Participatory rapid assessment of local health traditions

In a great majority of the rural communities in India, illness is treated with home remedies and specialised folk healers. The Foundation for the Revitalisation of Local Health Traditions (FRLHT) has initiated a project to document and assess these health practices in four states in Southern India using participatory assessments. The selected practices are promoted to improve primary health care. Presently, the FRLHT-Compas programme is preparing an action plan to promote selected medicinal plants in one million kitchen home gardens.

Extracts from 'Forestry tactics: lessons from Malawi's National Forestry Programme'

This article provides extracts from an International Institute for Environment Development book entitled 'Forestry Tactics: Lessons from Malawi's National Forest Programme'. It gives examples of the process used to develop a national strategy for sustainable forestry, and some of the participatory approaches, used by the National Forestry Programme in Malawi.

Participatory methodologies and participatory practices: accessing PRA use in the Gambia

This research examines the conduct and consequences of the use of participatory rural appraisal techniques in four rural development projects in The Gambia. It includes a review of literature on PRA and the identification of a series of themes that allow for an assessment of PRAÆs usefulness. The fieldwork in The Gambia included reviews of project documentation, key informant interviews, and periods of village-based research using PRA methods.

Whose security counts?: participatory research on armed violence and human insecurity in Southeast Asia

This book considers the real and perceived impacts of small arms misuse on the lives of ordinary people in 5 communities in Burma, Thailand, Cambodia, Aceh-Indonesia and the Philippines. It considers the role of small arms availability and misuse in a wide spectrum of contexts û from student fraternity violence to resource exploitation and dam-related development to state and insurgency-directed bloodshed. It collates the key findings of these localized studies and highlights, to the extent possible, the voice of the affected populations.

Participatory research development for sustainable agriculture and natural resource management: a sourcebook

This sourcebook forms part of a wider initiative to promote easy access to systematized information on field-tested participatory research and development concepts and practices. The sourcebook aims to identify and consolidate tested practices and concepts relevant to managing natural resources for agriculture and rural livelihood. The primary audience for the sourcebook are field-based research practitioners in developing countries. The sourcebook is divided into 3 volumes: Understanding, enabling and doing participatory research and development.

The assessment of household wealth in health studies in developing countries: a comparison of participatory wealth ranking and survey techniques from rural South Africa

Health researchers often wish to study the impact of wealth on health outcomes. To do this they must collect data on social and economic factors. However, the collection of detailed data on income and expenditure is rare in health studies in developing countries. Instead, researchers generally adopt more rapid procedures based on survey methodology. Increasingly this has included the use of Principal Components Analysis (PCA) to generate a number of separate indicators of welfare. An alternative approach is to utilise participatory wealth ranking to generate a measure of household wealth.

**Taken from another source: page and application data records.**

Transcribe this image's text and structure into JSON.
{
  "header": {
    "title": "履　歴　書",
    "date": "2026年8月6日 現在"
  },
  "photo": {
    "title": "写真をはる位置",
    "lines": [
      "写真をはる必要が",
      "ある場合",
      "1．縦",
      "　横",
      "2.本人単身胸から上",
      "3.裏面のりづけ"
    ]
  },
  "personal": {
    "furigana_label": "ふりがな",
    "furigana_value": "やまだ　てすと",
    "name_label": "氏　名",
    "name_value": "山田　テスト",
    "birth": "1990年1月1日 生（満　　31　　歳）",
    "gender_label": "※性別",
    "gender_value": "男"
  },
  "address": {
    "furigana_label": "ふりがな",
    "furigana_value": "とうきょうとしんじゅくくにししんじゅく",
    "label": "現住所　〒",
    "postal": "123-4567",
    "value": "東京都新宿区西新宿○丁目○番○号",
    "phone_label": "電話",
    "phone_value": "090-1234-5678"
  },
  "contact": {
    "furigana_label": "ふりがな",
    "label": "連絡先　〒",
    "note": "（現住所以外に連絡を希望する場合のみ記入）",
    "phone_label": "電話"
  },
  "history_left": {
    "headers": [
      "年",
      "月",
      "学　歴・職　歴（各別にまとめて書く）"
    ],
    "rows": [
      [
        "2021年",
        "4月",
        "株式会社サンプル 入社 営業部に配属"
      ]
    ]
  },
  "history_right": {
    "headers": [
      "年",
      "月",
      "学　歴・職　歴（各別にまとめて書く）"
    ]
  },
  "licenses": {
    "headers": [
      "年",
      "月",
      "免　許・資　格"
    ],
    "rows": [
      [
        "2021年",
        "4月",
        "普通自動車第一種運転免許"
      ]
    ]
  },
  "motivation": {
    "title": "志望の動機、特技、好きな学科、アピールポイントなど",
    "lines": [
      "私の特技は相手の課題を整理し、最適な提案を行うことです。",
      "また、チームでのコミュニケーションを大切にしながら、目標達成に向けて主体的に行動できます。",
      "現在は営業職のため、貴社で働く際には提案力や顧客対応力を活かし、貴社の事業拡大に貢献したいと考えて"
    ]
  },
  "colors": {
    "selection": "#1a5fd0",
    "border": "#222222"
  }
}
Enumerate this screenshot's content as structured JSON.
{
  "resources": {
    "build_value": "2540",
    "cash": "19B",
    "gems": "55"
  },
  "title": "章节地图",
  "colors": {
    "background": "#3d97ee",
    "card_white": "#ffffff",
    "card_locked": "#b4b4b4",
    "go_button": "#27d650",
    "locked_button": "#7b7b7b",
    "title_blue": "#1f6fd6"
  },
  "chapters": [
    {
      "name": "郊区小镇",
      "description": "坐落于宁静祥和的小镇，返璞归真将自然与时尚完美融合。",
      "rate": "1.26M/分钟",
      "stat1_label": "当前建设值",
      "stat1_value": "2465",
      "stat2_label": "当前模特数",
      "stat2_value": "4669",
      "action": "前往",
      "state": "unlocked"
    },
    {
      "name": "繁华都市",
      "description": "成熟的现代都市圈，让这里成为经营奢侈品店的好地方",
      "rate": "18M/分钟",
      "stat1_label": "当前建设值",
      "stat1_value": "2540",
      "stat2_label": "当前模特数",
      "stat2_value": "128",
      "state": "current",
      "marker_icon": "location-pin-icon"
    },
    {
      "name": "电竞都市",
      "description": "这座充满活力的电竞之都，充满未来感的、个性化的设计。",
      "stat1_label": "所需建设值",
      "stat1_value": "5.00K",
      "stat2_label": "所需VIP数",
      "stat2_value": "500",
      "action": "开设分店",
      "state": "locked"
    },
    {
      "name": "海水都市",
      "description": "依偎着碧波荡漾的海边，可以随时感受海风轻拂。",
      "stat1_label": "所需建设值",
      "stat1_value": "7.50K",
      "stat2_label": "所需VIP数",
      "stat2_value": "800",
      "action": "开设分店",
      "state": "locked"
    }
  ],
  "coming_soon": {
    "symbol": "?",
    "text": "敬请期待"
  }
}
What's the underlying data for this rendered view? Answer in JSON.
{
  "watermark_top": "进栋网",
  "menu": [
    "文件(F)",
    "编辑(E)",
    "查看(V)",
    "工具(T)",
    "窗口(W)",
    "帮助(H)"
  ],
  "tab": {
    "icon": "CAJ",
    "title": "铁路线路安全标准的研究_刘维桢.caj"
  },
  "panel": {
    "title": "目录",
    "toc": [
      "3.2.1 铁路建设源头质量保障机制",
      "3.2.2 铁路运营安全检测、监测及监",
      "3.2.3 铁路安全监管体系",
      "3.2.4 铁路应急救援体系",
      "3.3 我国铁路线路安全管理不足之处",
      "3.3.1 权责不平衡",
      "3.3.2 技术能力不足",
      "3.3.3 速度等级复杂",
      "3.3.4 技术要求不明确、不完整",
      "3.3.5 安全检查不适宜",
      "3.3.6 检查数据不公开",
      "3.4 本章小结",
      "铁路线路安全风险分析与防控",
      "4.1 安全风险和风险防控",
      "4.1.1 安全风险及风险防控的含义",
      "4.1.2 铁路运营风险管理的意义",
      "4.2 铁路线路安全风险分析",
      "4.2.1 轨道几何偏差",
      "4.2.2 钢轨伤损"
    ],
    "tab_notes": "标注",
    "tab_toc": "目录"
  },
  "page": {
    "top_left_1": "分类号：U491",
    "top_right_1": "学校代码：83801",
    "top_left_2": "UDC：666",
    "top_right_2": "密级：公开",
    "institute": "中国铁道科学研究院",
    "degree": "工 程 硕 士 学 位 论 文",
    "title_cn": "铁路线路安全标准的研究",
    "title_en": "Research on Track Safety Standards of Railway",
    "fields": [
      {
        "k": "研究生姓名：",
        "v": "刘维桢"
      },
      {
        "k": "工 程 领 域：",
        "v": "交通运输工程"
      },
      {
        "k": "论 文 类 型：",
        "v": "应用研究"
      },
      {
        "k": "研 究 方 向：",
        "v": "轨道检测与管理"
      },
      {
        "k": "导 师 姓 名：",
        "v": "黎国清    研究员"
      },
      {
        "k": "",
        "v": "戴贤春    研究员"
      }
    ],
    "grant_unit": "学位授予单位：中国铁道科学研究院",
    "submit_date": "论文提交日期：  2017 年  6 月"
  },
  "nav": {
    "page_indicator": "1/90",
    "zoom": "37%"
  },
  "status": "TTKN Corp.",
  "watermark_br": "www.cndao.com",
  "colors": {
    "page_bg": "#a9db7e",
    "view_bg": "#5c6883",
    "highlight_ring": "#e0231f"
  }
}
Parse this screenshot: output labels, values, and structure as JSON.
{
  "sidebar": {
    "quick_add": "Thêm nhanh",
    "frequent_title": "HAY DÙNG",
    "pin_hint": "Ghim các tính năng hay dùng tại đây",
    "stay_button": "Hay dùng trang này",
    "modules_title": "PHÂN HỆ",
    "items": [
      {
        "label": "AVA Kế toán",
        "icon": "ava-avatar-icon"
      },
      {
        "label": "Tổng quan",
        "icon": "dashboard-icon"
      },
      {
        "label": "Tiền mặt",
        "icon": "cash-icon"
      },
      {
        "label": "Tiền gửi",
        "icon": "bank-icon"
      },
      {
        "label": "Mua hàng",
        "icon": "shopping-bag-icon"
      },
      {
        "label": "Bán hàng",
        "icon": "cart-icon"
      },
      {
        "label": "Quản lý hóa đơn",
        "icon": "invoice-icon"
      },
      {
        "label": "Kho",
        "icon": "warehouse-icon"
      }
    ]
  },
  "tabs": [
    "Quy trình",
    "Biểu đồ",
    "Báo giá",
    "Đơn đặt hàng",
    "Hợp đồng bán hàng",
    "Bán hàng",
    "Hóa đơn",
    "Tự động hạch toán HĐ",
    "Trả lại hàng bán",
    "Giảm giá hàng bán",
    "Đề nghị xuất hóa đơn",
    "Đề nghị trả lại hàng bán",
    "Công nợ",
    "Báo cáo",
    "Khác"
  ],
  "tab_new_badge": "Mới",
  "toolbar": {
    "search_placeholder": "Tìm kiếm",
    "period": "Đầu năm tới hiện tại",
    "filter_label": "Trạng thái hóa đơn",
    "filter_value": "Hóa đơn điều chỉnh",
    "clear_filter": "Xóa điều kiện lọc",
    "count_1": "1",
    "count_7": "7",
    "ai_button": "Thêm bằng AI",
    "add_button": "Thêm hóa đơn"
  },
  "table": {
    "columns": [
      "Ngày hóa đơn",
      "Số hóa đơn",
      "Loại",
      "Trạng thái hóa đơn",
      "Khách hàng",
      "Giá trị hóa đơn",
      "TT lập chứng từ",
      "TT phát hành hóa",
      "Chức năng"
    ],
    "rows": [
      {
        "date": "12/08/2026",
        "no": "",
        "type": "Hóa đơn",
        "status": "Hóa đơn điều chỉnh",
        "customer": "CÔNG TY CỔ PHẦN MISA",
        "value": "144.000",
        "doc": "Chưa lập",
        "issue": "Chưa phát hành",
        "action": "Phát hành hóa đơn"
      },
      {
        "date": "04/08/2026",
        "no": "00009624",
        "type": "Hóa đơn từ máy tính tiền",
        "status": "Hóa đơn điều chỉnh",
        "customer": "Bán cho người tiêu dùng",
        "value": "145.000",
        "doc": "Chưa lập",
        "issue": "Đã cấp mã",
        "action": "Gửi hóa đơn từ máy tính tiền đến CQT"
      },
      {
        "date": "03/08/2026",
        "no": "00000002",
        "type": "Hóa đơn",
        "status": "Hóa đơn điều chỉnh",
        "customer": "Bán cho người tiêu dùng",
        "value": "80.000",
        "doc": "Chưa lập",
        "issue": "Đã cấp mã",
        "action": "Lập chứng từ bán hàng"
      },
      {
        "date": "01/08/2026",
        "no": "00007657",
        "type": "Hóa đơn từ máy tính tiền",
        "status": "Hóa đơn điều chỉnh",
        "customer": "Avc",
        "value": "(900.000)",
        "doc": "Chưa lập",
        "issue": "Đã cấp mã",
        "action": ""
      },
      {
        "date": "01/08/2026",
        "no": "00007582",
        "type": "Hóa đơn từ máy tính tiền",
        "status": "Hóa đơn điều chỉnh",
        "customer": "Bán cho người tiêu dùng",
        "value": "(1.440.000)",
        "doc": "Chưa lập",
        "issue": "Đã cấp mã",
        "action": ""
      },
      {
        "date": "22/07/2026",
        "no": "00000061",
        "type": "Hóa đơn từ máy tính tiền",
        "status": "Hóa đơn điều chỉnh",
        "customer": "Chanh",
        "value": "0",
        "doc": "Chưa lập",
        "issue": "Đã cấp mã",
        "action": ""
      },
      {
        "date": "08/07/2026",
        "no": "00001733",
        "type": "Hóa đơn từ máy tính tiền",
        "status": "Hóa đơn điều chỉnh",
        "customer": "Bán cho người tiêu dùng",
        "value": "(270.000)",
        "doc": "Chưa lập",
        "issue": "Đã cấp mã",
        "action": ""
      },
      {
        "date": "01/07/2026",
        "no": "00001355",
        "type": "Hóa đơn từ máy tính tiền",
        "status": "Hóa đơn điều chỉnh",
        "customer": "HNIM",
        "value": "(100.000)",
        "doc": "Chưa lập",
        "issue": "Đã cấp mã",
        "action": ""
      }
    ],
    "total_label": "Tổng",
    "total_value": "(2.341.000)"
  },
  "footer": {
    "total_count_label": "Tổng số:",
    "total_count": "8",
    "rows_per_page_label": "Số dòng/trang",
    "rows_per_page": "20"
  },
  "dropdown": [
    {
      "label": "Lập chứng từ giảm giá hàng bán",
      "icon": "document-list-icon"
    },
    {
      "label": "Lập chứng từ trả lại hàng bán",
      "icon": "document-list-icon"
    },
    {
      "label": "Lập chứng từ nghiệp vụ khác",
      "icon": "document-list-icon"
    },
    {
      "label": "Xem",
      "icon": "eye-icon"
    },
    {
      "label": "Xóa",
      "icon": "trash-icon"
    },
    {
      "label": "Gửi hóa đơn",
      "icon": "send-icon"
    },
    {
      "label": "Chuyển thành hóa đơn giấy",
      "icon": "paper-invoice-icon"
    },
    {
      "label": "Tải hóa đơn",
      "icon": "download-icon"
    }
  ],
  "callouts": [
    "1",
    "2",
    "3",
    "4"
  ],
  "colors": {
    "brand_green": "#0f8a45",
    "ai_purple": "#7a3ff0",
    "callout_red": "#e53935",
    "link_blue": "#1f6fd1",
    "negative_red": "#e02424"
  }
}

Children changing their world: understanding and evaluating children's participation in development

The report is the result of research into the impact of children's participation on development programmes and how such participation can be facilitated. The report also assesses how large international organisations with complex systems and hierarchical management structures can respond sensitively and flexibly to the challenges that will emerge when children are given a voice. It brings together the findings of a literature review of current thinking about children's participation and its evaluation with a field study undertaken in three different countries (Ecuador, India and Kenya).